So I froze, realized I didn't know how to make a good fist, didn't know the 5 point exploding heart technique or even where you were supposed to hit someone in a fight. I decided then to, at the minimum, get my ass kicked with a little dignity and figure out a way to explain the black eye to my mom, because (and I love her very, very much) she would have gone straight to the administration of the school and taken whatever shred of pride I had left down with the kid who hit me. Knowing all this, I limply grabbed the front of his shirt in an approximation of the way he grabbed me and stared him in the eye. I waited for the blow to land and… nothing came, he just kinda stared back for a few seconds while we stretched the collars on each others shirts, let go, pushed me hard, and walked out of the room. I’d like to think that, in the moment, he also didn't know how to fight; he was no more Ivan Drago than I was Rocky Balboa. What probably happened was that he didn't want an accidental manslaughter on his permanent record so he decided to spare me, or maybe he worried hurting a weird, quiet kid would come back to bite him… anyway I got away without a scratch, though I didn't quite feel like the hero in my personal revenge of the nerds story.

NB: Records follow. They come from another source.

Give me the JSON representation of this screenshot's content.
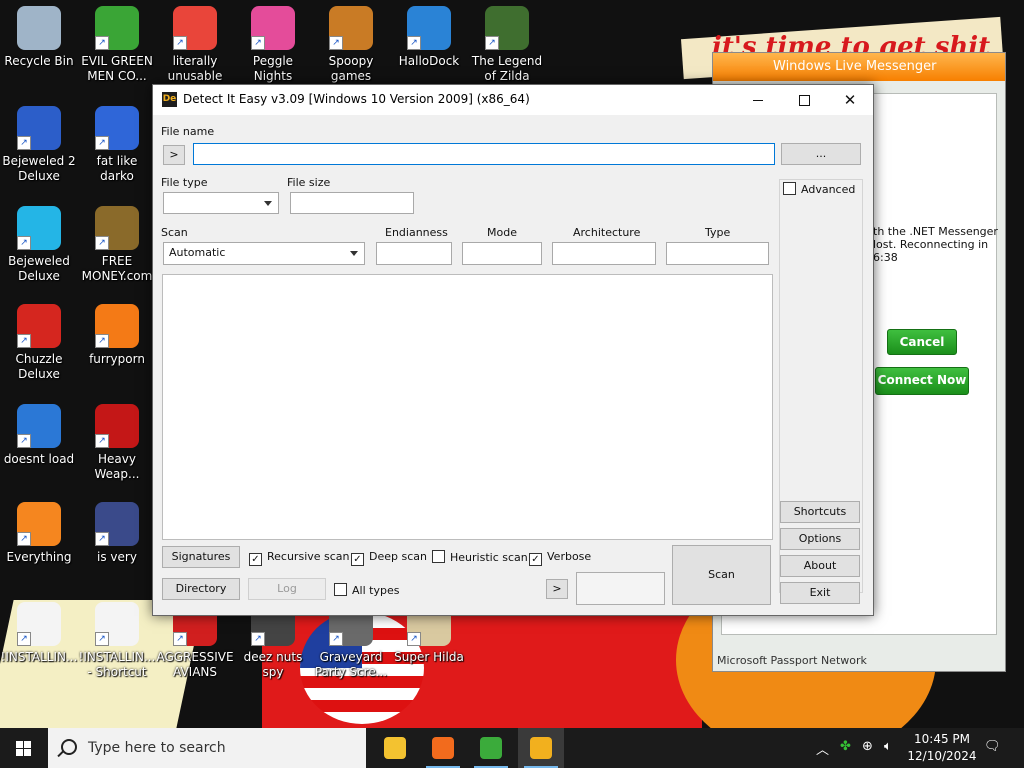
{
  "desktop": {
    "slogan": "it's time to get shit",
    "icons": [
      {
        "label": "Recycle Bin",
        "color": "#9fb4c8"
      },
      {
        "label": "EVIL GREEN MEN CO...",
        "color": "#3aa536"
      },
      {
        "label": "literally unusable",
        "color": "#e9453a"
      },
      {
        "label": "Peggle Nights Deluxe",
        "color": "#e44c9a"
      },
      {
        "label": "Spoopy games",
        "color": "#c97b25"
      },
      {
        "label": "HalloDock",
        "color": "#2a83d6"
      },
      {
        "label": "The Legend of Zilda",
        "color": "#3f6e2f"
      },
      {
        "label": "Bejeweled 2 Deluxe",
        "color": "#2c5ec9"
      },
      {
        "label": "fat like darko",
        "color": "#2f66d8"
      },
      {
        "label": "Bejeweled Deluxe",
        "color": "#24b5e6"
      },
      {
        "label": "FREE MONEY.com",
        "color": "#8a6a2a"
      },
      {
        "label": "Chuzzle Deluxe",
        "color": "#d5261f"
      },
      {
        "label": "furryporn",
        "color": "#f47a16"
      },
      {
        "label": "doesnt load",
        "color": "#2b78d6"
      },
      {
        "label": "Heavy Weap...",
        "color": "#c41717"
      },
      {
        "label": "Everything",
        "color": "#f5861f"
      },
      {
        "label": "is very",
        "color": "#3a4a8a"
      },
      {
        "label": "!INSTALLIN...",
        "color": "#f4f4f4"
      },
      {
        "label": "!INSTALLIN... - Shortcut",
        "color": "#f4f4f4"
      },
      {
        "label": "AGGRESSIVE AVIANS",
        "color": "#d11f1f"
      },
      {
        "label": "deez nuts spy",
        "color": "#444444"
      },
      {
        "label": "Graveyard Party Scre...",
        "color": "#6a6a6a"
      },
      {
        "label": "Super Hilda",
        "color": "#d9c9a0"
      }
    ]
  },
  "messenger": {
    "title": "Windows Live Messenger",
    "message": "th the .NET Messenger lost. Reconnecting in 6:38",
    "cancel_label": "Cancel",
    "connect_label": "Connect Now",
    "footer": "Microsoft Passport Network"
  },
  "die": {
    "title": "Detect It Easy v3.09 [Windows 10 Version 2009] (x86_64)",
    "icon_text": "De",
    "file_name_label": "File name",
    "arrow_btn": ">",
    "file_name_value": "",
    "browse_btn": "...",
    "file_type_label": "File type",
    "file_size_label": "File size",
    "advanced_label": "Advanced",
    "scan_label": "Scan",
    "scan_value": "Automatic",
    "endianness_label": "Endianness",
    "mode_label": "Mode",
    "architecture_label": "Architecture",
    "type_label": "Type",
    "shortcuts_btn": "Shortcuts",
    "options_btn": "Options",
    "about_btn": "About",
    "exit_btn": "Exit",
    "signatures_btn": "Signatures",
    "recursive_label": "Recursive scan",
    "deep_label": "Deep scan",
    "heuristic_label": "Heuristic scan",
    "verbose_label": "Verbose",
    "directory_btn": "Directory",
    "log_btn": "Log",
    "alltypes_label": "All types",
    "next_btn": ">",
    "scan_btn": "Scan",
    "recursive_checked": "✓",
    "deep_checked": "✓",
    "verbose_checked": "✓"
  },
  "taskbar": {
    "search_placeholder": "Type here to search",
    "time": "10:45 PM",
    "date": "12/10/2024",
    "apps": [
      {
        "name": "file-explorer",
        "color": "#f3c230"
      },
      {
        "name": "firefox",
        "color": "#f26b1d"
      },
      {
        "name": "messenger",
        "color": "#3bab3b"
      },
      {
        "name": "detect-it-easy",
        "color": "#f2b01e"
      }
    ]
  }
}
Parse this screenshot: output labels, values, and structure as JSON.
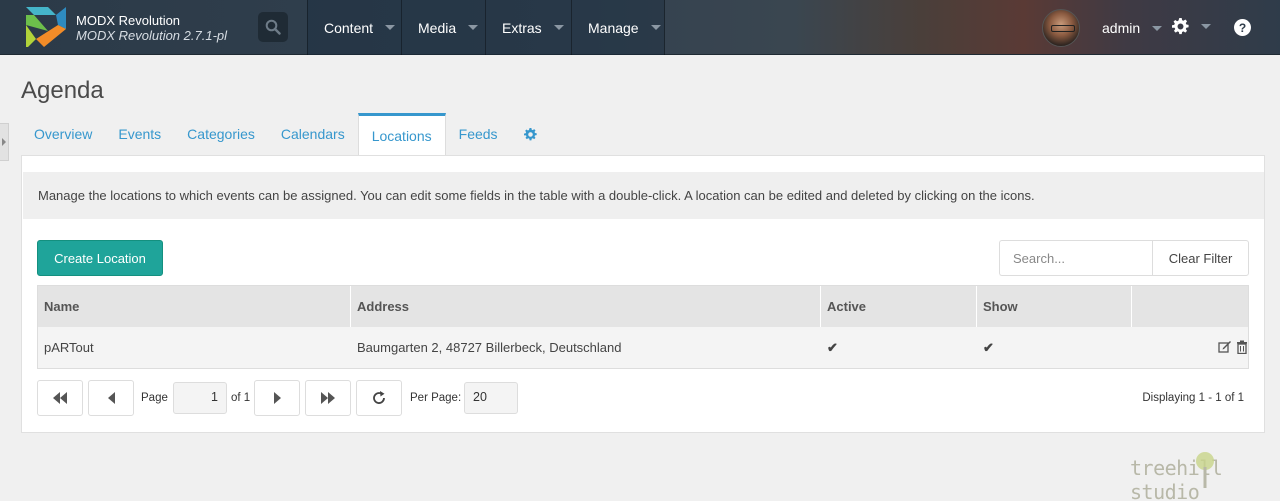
{
  "header": {
    "app_name": "MODX Revolution",
    "app_version": "MODX Revolution 2.7.1-pl",
    "search_icon": "search-icon",
    "menu": [
      {
        "label": "Content"
      },
      {
        "label": "Media"
      },
      {
        "label": "Extras"
      },
      {
        "label": "Manage"
      }
    ],
    "user": {
      "name": "admin"
    },
    "settings_icon": "gear-icon",
    "help_label": "?"
  },
  "page": {
    "title": "Agenda",
    "tabs": [
      {
        "label": "Overview",
        "active": false
      },
      {
        "label": "Events",
        "active": false
      },
      {
        "label": "Categories",
        "active": false
      },
      {
        "label": "Calendars",
        "active": false
      },
      {
        "label": "Locations",
        "active": true
      },
      {
        "label": "Feeds",
        "active": false
      }
    ],
    "settings_tab_icon": "gear-icon",
    "description": "Manage the locations to which events can be assigned. You can edit some fields in the table with a double-click. A location can be edited and deleted by clicking on the icons."
  },
  "toolbar": {
    "create_label": "Create Location",
    "search_placeholder": "Search...",
    "clear_label": "Clear Filter"
  },
  "grid": {
    "columns": [
      "Name",
      "Address",
      "Active",
      "Show",
      ""
    ],
    "rows": [
      {
        "name": "pARTout",
        "address": "Baumgarten 2, 48727 Billerbeck, Deutschland",
        "active": "✔",
        "show": "✔"
      }
    ]
  },
  "pager": {
    "page_label": "Page",
    "page_value": "1",
    "of_label": "of 1",
    "per_page_label": "Per Page:",
    "per_page_value": "20",
    "displaying": "Displaying 1 - 1 of 1"
  },
  "watermark": {
    "text": "treehill studio"
  },
  "colors": {
    "accent": "#3697cd",
    "primary_button": "#1fa49a",
    "check": "#5cb85c"
  }
}
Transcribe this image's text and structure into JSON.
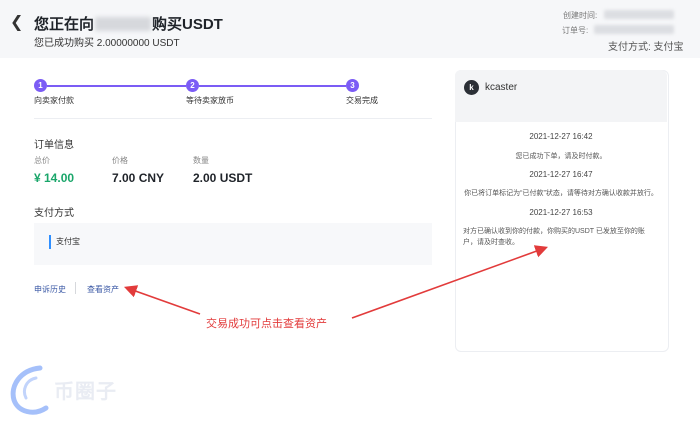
{
  "header": {
    "title_prefix": "您正在向",
    "title_suffix": "购买USDT",
    "subtitle": "您已成功购买 2.00000000 USDT",
    "created_label": "创建时间:",
    "order_label": "订单号:",
    "pay_method": "支付方式: 支付宝"
  },
  "steps": [
    {
      "num": "1",
      "label": "向卖家付款"
    },
    {
      "num": "2",
      "label": "等待卖家放币"
    },
    {
      "num": "3",
      "label": "交易完成"
    }
  ],
  "order": {
    "section_title": "订单信息",
    "cols": [
      {
        "label": "总价",
        "value": "¥ 14.00"
      },
      {
        "label": "价格",
        "value": "7.00 CNY"
      },
      {
        "label": "数量",
        "value": "2.00 USDT"
      }
    ]
  },
  "payment": {
    "section_title": "支付方式",
    "method": "支付宝"
  },
  "links": {
    "appeal_history": "申诉历史",
    "view_assets": "查看资产"
  },
  "chat": {
    "avatar_letter": "k",
    "name": "kcaster",
    "messages": [
      {
        "time": "2021-12-27 16:42",
        "text": "您已成功下单，请及时付款。"
      },
      {
        "time": "2021-12-27 16:47",
        "text": "你已将订单标记为“已付款”状态，请等待对方确认收款并放行。"
      },
      {
        "time": "2021-12-27 16:53",
        "text": "对方已确认收到你的付款，你购买的USDT 已发放至你的账户，请及时查收。"
      }
    ]
  },
  "annotation": "交易成功可点击查看资产",
  "watermark": "币圈子",
  "colors": {
    "accent": "#7b5cf5",
    "price_green": "#1aa66a",
    "annotation_red": "#e23b3b",
    "link_blue": "#3c5aa6"
  }
}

Also unlike the average school revenge narrative I didn't suddenly become king of the school, me and the bully never became friends, and I didn't even get to kiss his girlfriend in front of him as we drove off into the credits. What did happen was that we awkwardly avoided each other for the rest of the year, and he transferred over the summer to go play at bigger, better school.
So anyway, plenty of films, books, video games, etc. skip the training and preparation of their characters for entirely practical reasons; watching a spy sit through hours of lock-picking school would ruin the pace of a film, and sucking at hand to hand combat or aiming and firing your weapon is hardly conducive to the power fantasies promised by video games, but this has given rise to misconceptions about skills and abilities that take an amazing amount of time and dedication to master. We are required to suspend a certain amount of disbelief when exploring fictional stories, and while there is nothing especially wrong with that it leads to situations where we forget to ‘reanimate belief’ when looking at the real world. My solution? since my failed attempt at honorable combat I have explored all manner of skills, determined to never take my ability to act in any situation for granted; I have boxed, taken a swing dancing class, learned basic Russian, designed a board game, fired guns, made some (TERRIBLE) paintings, prepped a go-bag and read up on basic survival skills, and even had a friend in the local society for creative anachronism teach me how to wield a long sword and short bow.
Some of this might sound crazy, and overreaction to some almost-incident that happened to me in high school, but I've found that the desire to never again get caught so completely unprepared has lead me to some really amazing people and situations that I would otherwise have never encountered. My current forays include writing (of which this is a small part!) and building a game in unity.
Thanks for taking the time to read my weird thing, I hope you found it interesting